Around here benchmarks are usually notated with an inverted cone shaped symbol; the point of the cone being at the bench mark with the base of the cone above the location. Typically the bench mark is identified either by number ("BM 1") or name ("BM Bo Didley") and is described by physical characteristic (cut nail in SE side of 24" oak, square cut in top of curb, bonnet bolt at face of fire hydrant, "X" cut in manhole lid, etc.) and elevation. Plans which depict multiple benchmarks often include a table of benchmark dataThe triangle is the universal mapping symbol for any type of randomly located survey control point, which includes all geodetic markers, waypoints, traverse stations, etc. whereas the square is used for points that are not set at random locations, such as boundary corners. In fact, many surveyors refer to random control points as deltas, due to the shape of that letter of the greek alphabet.
I always wondered what those round disks poured into the cement were.
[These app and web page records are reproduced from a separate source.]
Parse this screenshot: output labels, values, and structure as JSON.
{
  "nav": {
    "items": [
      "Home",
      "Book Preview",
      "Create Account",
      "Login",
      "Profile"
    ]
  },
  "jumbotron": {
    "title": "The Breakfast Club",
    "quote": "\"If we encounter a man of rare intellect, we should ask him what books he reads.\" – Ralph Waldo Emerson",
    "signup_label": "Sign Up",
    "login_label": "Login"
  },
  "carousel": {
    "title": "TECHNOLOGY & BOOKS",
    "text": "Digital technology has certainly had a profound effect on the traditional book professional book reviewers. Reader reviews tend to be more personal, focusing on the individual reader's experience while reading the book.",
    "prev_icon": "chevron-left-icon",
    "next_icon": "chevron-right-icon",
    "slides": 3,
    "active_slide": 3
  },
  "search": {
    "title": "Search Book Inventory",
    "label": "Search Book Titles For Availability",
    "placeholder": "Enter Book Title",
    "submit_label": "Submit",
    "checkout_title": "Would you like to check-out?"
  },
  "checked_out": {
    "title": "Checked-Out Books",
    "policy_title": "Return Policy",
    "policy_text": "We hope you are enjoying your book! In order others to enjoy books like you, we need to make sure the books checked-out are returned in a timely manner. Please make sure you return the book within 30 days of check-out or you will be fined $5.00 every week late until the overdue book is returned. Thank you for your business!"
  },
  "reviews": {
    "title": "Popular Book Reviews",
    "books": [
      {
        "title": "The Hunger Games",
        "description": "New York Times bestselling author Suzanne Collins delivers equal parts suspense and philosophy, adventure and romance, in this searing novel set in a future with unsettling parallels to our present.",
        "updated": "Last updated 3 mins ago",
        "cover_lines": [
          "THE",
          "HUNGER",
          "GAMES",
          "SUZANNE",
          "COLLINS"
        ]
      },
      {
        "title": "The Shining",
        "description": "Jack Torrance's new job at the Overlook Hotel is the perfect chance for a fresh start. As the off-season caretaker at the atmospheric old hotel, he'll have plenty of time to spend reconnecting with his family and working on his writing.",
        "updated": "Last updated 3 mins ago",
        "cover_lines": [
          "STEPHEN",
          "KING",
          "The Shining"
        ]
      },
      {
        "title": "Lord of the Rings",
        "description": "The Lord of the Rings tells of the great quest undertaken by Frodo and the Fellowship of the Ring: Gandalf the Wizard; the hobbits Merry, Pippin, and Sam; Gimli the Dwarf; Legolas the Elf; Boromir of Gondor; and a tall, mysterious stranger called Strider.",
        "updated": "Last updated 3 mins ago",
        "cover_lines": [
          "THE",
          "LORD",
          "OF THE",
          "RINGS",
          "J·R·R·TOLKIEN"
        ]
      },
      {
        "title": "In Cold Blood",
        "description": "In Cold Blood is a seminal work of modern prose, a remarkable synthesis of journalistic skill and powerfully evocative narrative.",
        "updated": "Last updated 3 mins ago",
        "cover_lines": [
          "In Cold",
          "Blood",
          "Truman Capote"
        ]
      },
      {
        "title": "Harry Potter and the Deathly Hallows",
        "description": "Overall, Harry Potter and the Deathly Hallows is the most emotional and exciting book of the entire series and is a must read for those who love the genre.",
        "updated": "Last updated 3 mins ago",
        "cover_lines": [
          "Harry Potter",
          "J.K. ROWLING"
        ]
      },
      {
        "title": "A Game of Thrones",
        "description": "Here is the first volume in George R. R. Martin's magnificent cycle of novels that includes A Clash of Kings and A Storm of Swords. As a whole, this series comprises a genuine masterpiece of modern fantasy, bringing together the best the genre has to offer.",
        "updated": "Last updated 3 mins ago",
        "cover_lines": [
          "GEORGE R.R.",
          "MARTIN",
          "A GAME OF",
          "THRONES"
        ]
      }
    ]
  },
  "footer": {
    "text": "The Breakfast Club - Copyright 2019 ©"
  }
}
They have a date and then another number.Since you want to learn,
and since architects like to be